Language Selection

English French German Italian Portuguese Spanish

ImageMagick or GraphicsMagick?

Filed under
Software

The ImageMagick (IM) suite of command-line graphics tools is a free software staple; Linux, other Unix-like operating systems, and proprietary OSes like Windows have supported IM for close to two decades. But there is also an alternative tool called GraphicsMagick (GM) that covers much of the same functionality. How do you know which one is right for you?

Though IM traces its own history back to 1987, when it was an internal tool developed at DuPont, the first public source code release was in 1990. The core package is a collection of roughly a dozen separate command-line tools: animate, compare, display, identify, mogrify, and so on.

Because its command-line interface exposes so much functionality, IM has long been employed in scripts and automated routines. It handles the server-side image manipulation duties in Web applications as diverse as personal photo galleries and Wikipedia. Over time, interfaces to many popular programming languages sprang up, opening up IM to programmers like a system library.

And in a sense, that was where the trouble began.

Full Story.

A fork is nothing attractive... but it happens

«A fork is nothing attractive, but it's also a way to improve things in Open Source world.»
-- Karel Zak

This is not always the case. As this article says (and as you can see by comparing the actual tools and web sites), GraphicsMagick is nothing but a clone of ImageMagick.

Full Commentary.

----
You talk the talk, but do you waddle the waddle?

Comment viewing options

Select your preferred way to display the comments and click "Save settings" to activate your changes.

More in Tux Machines

digiKam Software Collection 4.3.0 released...

After a long bugs triage, we have worked hard also to close your reported issues.. A long list of the issues closed in digiKam 4.3.0 is available through the KDE Bugtracking System. Read more

Seneca College realizes value of open source

Red Hat has done a lot of work with CDOT, lately specializing in Fedora for ARM processors.

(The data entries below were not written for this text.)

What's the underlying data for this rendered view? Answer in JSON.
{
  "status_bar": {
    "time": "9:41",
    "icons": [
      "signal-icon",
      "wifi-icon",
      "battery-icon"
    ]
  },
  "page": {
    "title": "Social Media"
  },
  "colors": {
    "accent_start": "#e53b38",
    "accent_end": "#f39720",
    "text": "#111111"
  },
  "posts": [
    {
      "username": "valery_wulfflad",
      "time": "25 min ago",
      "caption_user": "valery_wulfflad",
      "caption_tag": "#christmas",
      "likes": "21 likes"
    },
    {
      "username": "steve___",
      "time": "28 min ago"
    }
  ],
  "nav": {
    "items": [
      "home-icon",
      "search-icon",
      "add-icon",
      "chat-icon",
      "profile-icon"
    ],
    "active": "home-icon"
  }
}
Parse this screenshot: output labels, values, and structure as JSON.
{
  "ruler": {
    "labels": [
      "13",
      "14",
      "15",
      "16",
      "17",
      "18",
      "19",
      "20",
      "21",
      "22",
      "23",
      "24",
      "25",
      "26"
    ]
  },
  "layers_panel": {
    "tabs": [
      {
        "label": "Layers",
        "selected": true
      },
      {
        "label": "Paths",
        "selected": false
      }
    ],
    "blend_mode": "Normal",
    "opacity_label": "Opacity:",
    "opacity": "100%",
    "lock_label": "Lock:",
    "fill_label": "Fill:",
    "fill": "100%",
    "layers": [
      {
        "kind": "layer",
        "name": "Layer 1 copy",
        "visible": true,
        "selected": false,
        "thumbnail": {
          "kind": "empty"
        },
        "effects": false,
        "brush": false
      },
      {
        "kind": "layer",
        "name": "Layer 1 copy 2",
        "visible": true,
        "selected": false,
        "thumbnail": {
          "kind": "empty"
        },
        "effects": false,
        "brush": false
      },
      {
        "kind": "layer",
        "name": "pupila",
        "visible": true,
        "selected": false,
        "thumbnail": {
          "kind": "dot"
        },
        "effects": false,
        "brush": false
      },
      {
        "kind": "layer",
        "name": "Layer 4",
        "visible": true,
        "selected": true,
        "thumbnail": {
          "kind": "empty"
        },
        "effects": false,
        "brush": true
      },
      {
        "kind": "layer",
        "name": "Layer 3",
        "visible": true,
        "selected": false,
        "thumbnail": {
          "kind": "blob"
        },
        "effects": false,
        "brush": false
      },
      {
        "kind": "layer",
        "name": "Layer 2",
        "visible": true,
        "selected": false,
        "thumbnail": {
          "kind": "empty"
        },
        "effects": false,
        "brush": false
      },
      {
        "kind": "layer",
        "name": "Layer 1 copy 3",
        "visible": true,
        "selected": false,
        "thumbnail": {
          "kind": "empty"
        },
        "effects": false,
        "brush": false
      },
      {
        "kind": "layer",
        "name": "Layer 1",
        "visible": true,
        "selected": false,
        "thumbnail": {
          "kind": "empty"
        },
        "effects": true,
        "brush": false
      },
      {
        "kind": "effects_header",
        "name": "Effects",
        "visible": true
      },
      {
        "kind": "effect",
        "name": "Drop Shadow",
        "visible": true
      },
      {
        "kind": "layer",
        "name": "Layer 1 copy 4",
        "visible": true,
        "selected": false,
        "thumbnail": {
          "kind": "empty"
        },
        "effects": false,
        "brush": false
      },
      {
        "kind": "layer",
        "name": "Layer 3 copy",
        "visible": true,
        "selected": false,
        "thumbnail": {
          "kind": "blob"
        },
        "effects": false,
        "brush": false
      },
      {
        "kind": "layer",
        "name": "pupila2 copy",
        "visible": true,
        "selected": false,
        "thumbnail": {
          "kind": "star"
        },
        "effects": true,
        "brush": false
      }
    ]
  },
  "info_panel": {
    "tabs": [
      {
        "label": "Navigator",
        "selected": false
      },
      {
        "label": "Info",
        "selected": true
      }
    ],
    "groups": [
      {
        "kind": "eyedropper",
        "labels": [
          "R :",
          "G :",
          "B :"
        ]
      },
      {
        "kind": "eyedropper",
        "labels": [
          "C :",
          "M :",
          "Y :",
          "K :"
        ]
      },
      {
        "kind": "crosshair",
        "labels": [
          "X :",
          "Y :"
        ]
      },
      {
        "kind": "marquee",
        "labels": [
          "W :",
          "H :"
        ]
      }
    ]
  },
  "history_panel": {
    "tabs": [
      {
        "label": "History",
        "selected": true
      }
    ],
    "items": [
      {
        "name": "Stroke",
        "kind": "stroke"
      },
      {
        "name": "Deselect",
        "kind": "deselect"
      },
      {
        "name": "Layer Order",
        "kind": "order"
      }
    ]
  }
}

Pidora, the Fedora Linux Remix specifically targeted to the Rasberry Pi, was primarily developed at CDOT. Another company that we have been working with lately is Blindside Networks. They do a lot of work with CDOT on the BigBlueButton project, which is a web conferencing tool for online education. NexJ is a Toronto-based software development firm that has worked with CDOT on various aspects of open health tools on the server side and integration of medical devices with smart phones. We have recently started working on the edX platform, where developers around the globe are working to create a next-generation online learning platform. Read more

Today in Techrights

Initial impressions of PCLinuxOS 2014.08

I spend more time looking at the family trees of Linux distributions than I do looking at my own family tree. I find it interesting to see how distributions grow from their parent distribution, either acting as an extra layer of features which regularly re-bases itself or as a separate fork. New distributions usually tend to remain similar in most ways to their parent distro, using the same package manager and maintaining similar philosophies. When I look at the family trees of Linux distributions one project stands out more than others: PCLinuxOS. Read more